Even though Xmas is long past, it isn't time for a New Years post yet, so I'll put in a quick plug for our favorite Xmas movie: The Thin Man (1934). This class, udirected by W.S. Van Dyke (not S.S. Van Dine, who wrote the Philo Vance mysteries) stars the incomparable screwball couple William Powell and Myrna Loy. It's based on a story by Dashiell Hammett, but I don't think he put so much wit and sparkle into his version. The drinking might have been his, though.
Nick Charles, New York detective, has been living in San Francisco with his wealthy bride, Nora, but they have returned to New York for the holidays. The only case he wants to work on is a case of scotch. But a missing scientist (Edward Ellis) and his oddball relatives make that impossible. So he solves the case with the help of his dog Asta, without missing a drink.
There are great character actors like Cesar Romero, Ed Brophy, and Nat Pendleton, several wild parties, and great Christmas presents. But the best part is the ideal relationship between Powell and Loy, the greatest marriage in all cinema. "I do believe the little lady cares."
The 3 or 4 sequels are good too, although not as good. This was intended to be a one-off B-movie, made in 11 days on a shoestring. The cinematography showed a bit of flare, with some nice shadows, and background action that pays off in the next shot.

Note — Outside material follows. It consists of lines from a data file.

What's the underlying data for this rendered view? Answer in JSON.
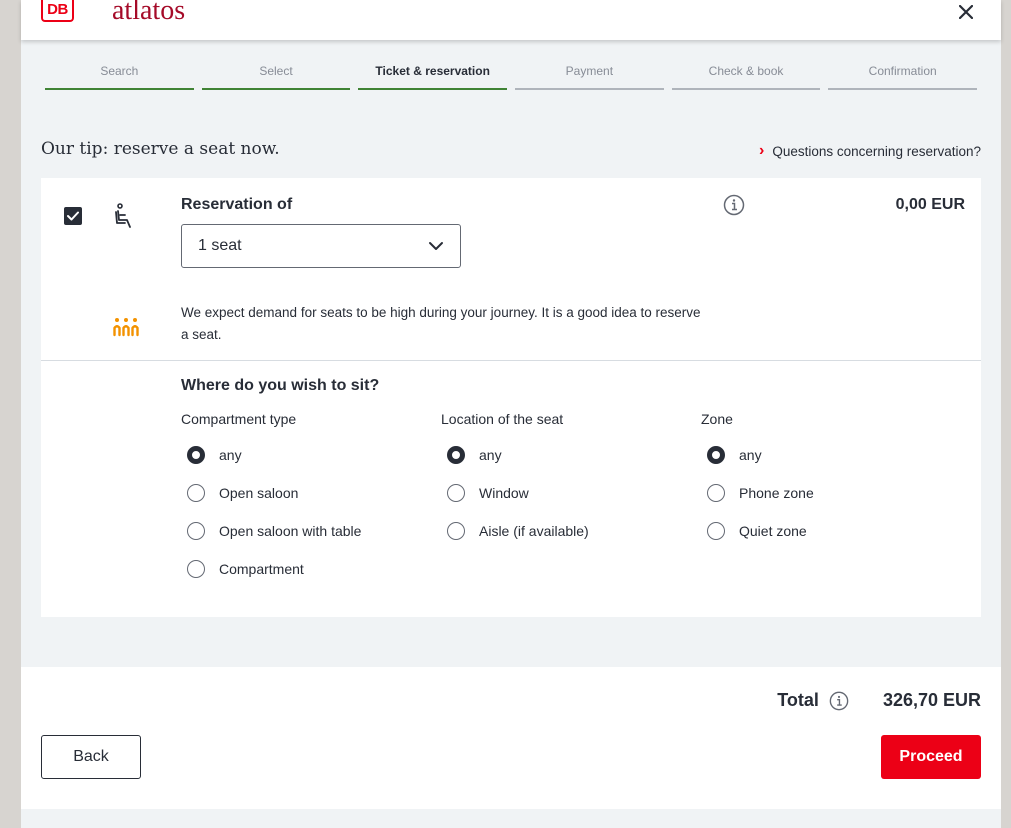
{
  "header": {
    "logo_text": "DB",
    "brand": "atlatos",
    "close_icon": "close-icon"
  },
  "steps": [
    {
      "label": "Search",
      "state": "done"
    },
    {
      "label": "Select",
      "state": "done"
    },
    {
      "label": "Ticket & reservation",
      "state": "active"
    },
    {
      "label": "Payment",
      "state": "pending"
    },
    {
      "label": "Check & book",
      "state": "pending"
    },
    {
      "label": "Confirmation",
      "state": "pending"
    }
  ],
  "tip": "Our tip: reserve a seat now.",
  "questions_link": "Questions concerning reservation?",
  "reservation": {
    "checked": true,
    "label": "Reservation of",
    "selected": "1 seat",
    "price": "0,00 EUR",
    "demand_text": "We expect demand for seats to be high during your journey. It is a good idea to reserve a seat."
  },
  "preferences": {
    "title": "Where do you wish to sit?",
    "compartment": {
      "title": "Compartment type",
      "options": [
        "any",
        "Open saloon",
        "Open saloon with table",
        "Compartment"
      ],
      "selected": 0
    },
    "location": {
      "title": "Location of the seat",
      "options": [
        "any",
        "Window",
        "Aisle (if available)"
      ],
      "selected": 0
    },
    "zone": {
      "title": "Zone",
      "options": [
        "any",
        "Phone zone",
        "Quiet zone"
      ],
      "selected": 0
    }
  },
  "footer": {
    "total_label": "Total",
    "total_amount": "326,70 EUR",
    "back": "Back",
    "proceed": "Proceed"
  },
  "colors": {
    "accent_red": "#ec0016",
    "brand_red": "#a50a28",
    "progress_green": "#408335",
    "demand_orange": "#f39200"
  }
}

A lot of time, people use "classic" when they mean "black and white", but this is the real thing.
We thought about watching Shop on the Corner, but we'll save that for next week.